proxy resides between the two hosts and responds to all communications and requests
between the two hosts. This ensures that the two hosts never actually communicate
directly with each other. Logically, Server1 and Server2 are communicating with each
other, even though physically the communication process is occurring through a proxy.
This function is completely transparent to the end user/system, which means that Server1
has no idea that it is not actually communicating directly with Server2 and vice versa.
Many proxies, in particular proxies that support the HTTP protocol, can also cache data,
which in turn allows the proxy to service subsequent requests for the same data from
cache, instead of needing to forward the request to the external source. This allows the
proxy to help reduce Internet bandwidth requirements, because the first request for the
data uses Internet bandwidth whereas all subsequent requests are services from the

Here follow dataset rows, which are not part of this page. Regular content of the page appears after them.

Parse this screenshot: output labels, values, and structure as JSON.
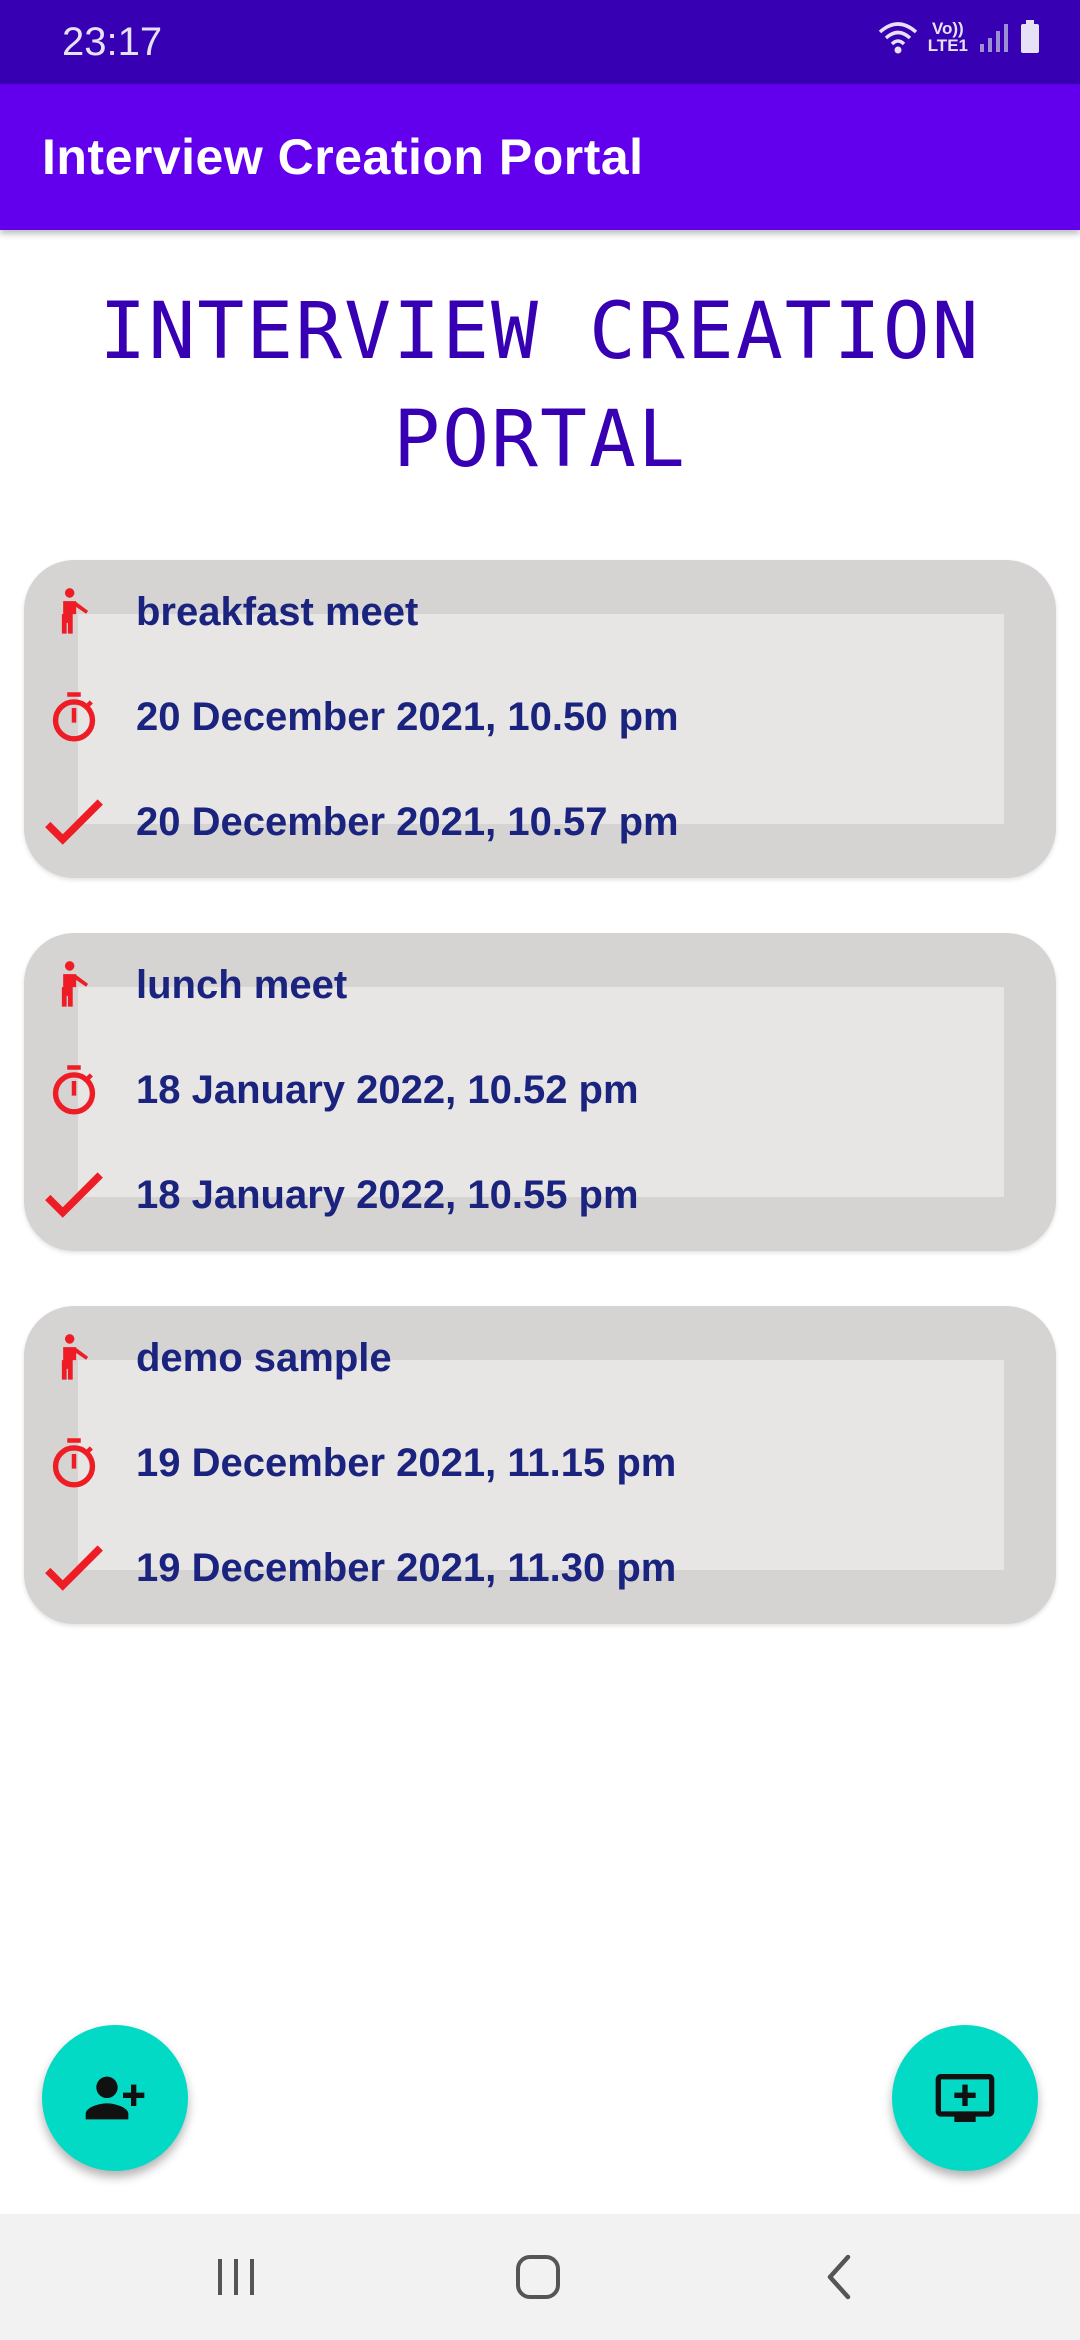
{
  "status_bar": {
    "time": "23:17",
    "network_label_top": "Vo))",
    "network_label_bottom": "LTE1"
  },
  "app_bar": {
    "title": "Interview Creation Portal"
  },
  "heading": {
    "line1": "INTERVIEW CREATION",
    "line2": "PORTAL"
  },
  "interviews": [
    {
      "title": "breakfast meet",
      "start": "20 December 2021, 10.50 pm",
      "end": "20 December 2021, 10.57 pm"
    },
    {
      "title": "lunch meet",
      "start": "18 January 2022, 10.52 pm",
      "end": "18 January 2022, 10.55 pm"
    },
    {
      "title": "demo sample",
      "start": "19 December 2021, 11.15 pm",
      "end": "19 December 2021, 11.30 pm"
    }
  ],
  "fabs": {
    "left_icon": "add-person-icon",
    "right_icon": "add-to-queue-icon"
  },
  "nav_bar": {
    "icons": [
      "recent-apps-icon",
      "home-icon",
      "back-icon"
    ]
  },
  "colors": {
    "status_bar": "#3700b3",
    "app_bar": "#6200ee",
    "heading": "#3700b3",
    "card_outer": "#d6d3d3",
    "card_inner": "#e8e5e5",
    "card_text": "#1a237e",
    "icon_red": "#ee1c24",
    "fab": "#03dac5"
  }
}
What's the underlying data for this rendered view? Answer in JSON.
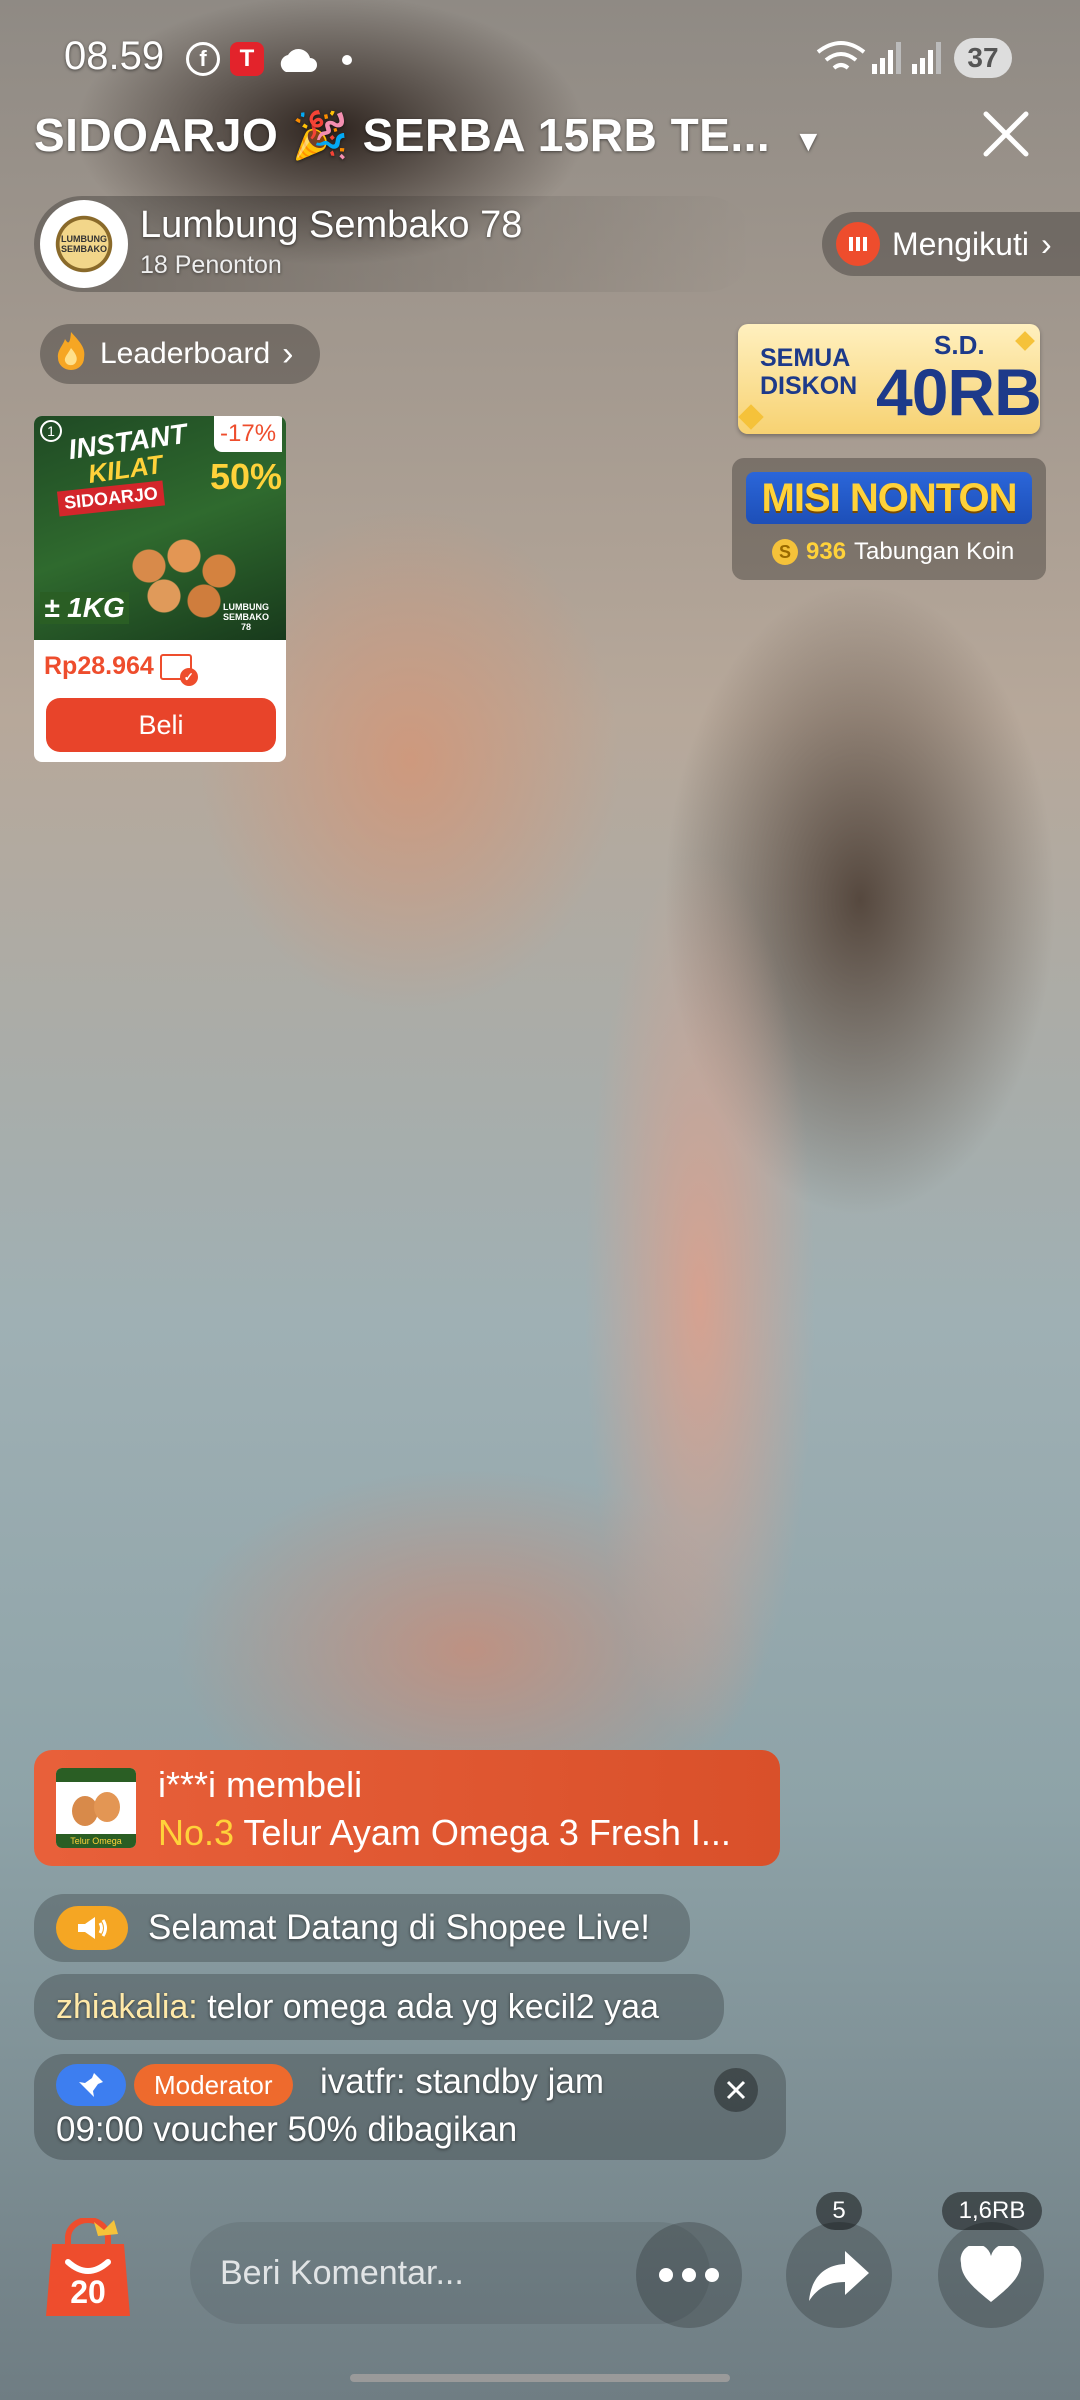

proxy's cache. This has the additional effect of reducing the time that it takes to display
the data because many proxies are connected to the clients that use them over faster
These two elements, application filtering and functioning as a proxy, are the two
elements that really identify an application proxy firewall from other types of firewalls
such as deep packet inspecting firewalls.